Whatever your reason for not wanting to have sex, it is perfectly valid and ok to have made that decision. Even if you have had sex before, you always have the right to say no.

What's your comfort zone?

In the heat of the moment, it can sometimes be difficult to stop something from going further than you want it to. To understand what you want it is a good idea to have thought about what you’re comfortable with before a situation arises.

You may feel like you are ready for kissing and touching with clothes on, but not for touching under clothes. Or you may be ok with touching under clothes, but you’re not ready for oral sex or penetrative sex.

Whatever your comfort zone, it's important that you don’t feel pressured into have sex, and know that you have the right to say no.

How to say no to sex

If you are do not want to have sex, are having sex and decide to stop or are kissing and decide you do not want to go any further, you are always completely within your rights to make that decision. You never have to have sex or engage in any sexual activity with someone unless you want to
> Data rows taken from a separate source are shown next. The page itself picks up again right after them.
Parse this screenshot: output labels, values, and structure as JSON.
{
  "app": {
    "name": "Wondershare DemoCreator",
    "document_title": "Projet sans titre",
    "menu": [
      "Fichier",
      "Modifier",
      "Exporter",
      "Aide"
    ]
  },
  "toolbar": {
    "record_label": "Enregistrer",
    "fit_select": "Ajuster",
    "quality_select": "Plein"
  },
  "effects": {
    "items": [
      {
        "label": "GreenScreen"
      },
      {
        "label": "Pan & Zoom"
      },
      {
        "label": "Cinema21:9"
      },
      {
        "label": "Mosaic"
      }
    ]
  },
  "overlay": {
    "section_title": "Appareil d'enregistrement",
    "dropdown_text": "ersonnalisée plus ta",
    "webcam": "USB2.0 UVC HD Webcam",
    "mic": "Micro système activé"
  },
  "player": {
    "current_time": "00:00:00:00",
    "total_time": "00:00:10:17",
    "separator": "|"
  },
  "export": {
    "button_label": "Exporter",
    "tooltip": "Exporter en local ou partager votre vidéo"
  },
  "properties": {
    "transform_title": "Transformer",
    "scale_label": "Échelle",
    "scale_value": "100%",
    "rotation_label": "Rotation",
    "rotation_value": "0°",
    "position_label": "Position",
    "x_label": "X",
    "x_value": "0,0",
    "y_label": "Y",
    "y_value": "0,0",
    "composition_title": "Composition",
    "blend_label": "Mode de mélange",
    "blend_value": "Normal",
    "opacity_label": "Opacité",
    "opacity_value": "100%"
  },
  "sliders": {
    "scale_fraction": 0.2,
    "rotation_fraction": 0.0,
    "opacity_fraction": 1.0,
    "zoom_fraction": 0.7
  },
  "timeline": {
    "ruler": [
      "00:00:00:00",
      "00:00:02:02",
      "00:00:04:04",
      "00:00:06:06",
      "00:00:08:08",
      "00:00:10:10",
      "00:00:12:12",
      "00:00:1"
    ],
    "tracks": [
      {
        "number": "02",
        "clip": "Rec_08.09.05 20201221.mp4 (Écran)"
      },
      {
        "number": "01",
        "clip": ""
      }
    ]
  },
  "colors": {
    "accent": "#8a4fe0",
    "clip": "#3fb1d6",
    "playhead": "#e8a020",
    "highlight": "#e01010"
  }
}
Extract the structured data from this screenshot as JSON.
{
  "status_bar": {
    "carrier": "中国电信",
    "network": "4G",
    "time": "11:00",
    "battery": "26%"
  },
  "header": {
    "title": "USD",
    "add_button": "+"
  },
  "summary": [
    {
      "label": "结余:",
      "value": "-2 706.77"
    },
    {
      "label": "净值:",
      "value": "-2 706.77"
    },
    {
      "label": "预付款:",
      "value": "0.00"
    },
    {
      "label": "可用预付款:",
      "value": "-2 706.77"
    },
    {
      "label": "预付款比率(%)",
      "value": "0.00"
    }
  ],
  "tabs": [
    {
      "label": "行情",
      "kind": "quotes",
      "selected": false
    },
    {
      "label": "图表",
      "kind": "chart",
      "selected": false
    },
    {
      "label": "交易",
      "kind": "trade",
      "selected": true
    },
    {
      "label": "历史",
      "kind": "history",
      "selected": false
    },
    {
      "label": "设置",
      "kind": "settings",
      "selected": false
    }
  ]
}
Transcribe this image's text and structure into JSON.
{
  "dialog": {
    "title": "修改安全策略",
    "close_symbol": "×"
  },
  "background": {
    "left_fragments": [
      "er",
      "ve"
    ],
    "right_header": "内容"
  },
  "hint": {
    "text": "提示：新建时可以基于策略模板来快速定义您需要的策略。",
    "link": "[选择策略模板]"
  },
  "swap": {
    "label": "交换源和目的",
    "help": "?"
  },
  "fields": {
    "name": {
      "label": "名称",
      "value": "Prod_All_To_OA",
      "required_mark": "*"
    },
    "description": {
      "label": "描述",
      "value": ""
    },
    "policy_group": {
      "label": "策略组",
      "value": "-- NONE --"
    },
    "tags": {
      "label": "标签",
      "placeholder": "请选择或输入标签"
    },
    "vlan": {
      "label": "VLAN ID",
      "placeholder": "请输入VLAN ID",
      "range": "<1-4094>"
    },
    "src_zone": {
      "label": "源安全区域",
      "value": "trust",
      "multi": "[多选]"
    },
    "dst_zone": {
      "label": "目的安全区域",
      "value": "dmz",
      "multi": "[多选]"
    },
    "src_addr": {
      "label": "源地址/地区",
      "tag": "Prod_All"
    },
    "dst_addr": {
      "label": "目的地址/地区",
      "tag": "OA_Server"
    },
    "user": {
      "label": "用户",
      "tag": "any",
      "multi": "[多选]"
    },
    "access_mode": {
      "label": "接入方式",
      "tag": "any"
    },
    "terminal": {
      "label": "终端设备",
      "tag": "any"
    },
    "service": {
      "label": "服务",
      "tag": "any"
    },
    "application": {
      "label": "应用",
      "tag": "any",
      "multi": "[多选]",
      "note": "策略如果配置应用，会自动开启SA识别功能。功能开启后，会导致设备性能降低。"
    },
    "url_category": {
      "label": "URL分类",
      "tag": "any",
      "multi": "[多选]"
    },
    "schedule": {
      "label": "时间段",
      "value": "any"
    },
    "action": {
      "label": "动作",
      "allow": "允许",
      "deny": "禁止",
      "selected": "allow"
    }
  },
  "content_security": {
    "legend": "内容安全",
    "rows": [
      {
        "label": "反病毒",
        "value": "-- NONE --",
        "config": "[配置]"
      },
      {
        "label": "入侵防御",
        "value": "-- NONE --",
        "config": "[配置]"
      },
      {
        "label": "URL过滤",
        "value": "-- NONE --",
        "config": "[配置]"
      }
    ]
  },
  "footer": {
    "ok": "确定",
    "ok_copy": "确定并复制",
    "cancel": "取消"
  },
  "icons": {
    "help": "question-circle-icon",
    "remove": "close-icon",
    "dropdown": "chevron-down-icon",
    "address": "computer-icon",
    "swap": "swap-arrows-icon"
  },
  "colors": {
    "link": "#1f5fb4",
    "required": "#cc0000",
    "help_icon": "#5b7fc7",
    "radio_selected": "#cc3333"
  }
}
When telling someone you do not want to have sex:

  • It’s important that you are clear and direct, simply say ‘I don’t want to do that’ or ‘I’m not comfortable with that’
  • If they continue to pressure you, say ‘no’ again in a firm voice, and remind them they are making you uncomfortable
  • If you need to, get up and put space between you and the other person, or leave if they have still not accepted your refusal
  • They may try to make you feel guilty by saying, ‘if you loved me you would...’ or ‘everyone else is doing it’, do not fall for this 
  • There is no pressure on you to do anything that you don’t want to, and your partner should respect that
  • Remember that you have the right to say no, regardless of whether you have had sex with the person before or not.

Sometimes when we try to tell someone we do not want to have sex they may not always listen. If someone does not listen to you when you tell them you do not want to have sex remember that this is never your fault. If someone has sex or engages in any sexual activity with you when you do not want to this is sexual assault or rape

My partner won’t have sex with me

Whatever reason your partner has for not wanting to have sex, you need to respect it. They may not feel ready to have sex with you and it's important that you do not pressure them to do anything that they're not ready for. If your partner does not want to have sex:

  • Respect their decision, and resist the urge to make them feel guilty. Waiting might be frustrating, but it's would be worse to have sex with someone who you know isn't ready
  • If they want to talk about why they’re not ready, listen and be understanding, but also don’t push them if they’d rather not talk about it
  • Remember, everyone has the right to say no
  • Make sure you understand consent and how to recognise it

Remember: The age of sexual consent in Ireland is 17. If you're over 16, you can consent to medical treatment including any treatment or tests needed.

Share this article -

Published May 14th2013
Tags sexual health safer sex sex consent abstinence relationships oral sex mental health wellbeing health
Can this be improved? Contact editor@spunout.ie if you have any suggestions for this article.

Need more information?

Request to speak with a youth worker in your area over the phone, by email or text. They may be able to assist you by providing further information specific to your needs.

Youth Work Ireland - Crosscare - YMCA

Contact via: Phone E-mail Text
By clicking submit you agree to our terms and conditions. ​Please note that this service is run by Youth Work Ireland and Crosscare​.​ E​nquiries are not handled by SpunOut.ie directly.
Jump to related articles
Was this article helpful?

Having a tough time and need to talk?
Text SPUNOUT to 086 1800 280 to chat anonymously with a trained volunteer

Standard text rates may apply*

Have a question and want to talk to someone? Text here to get in touch with a youth information expert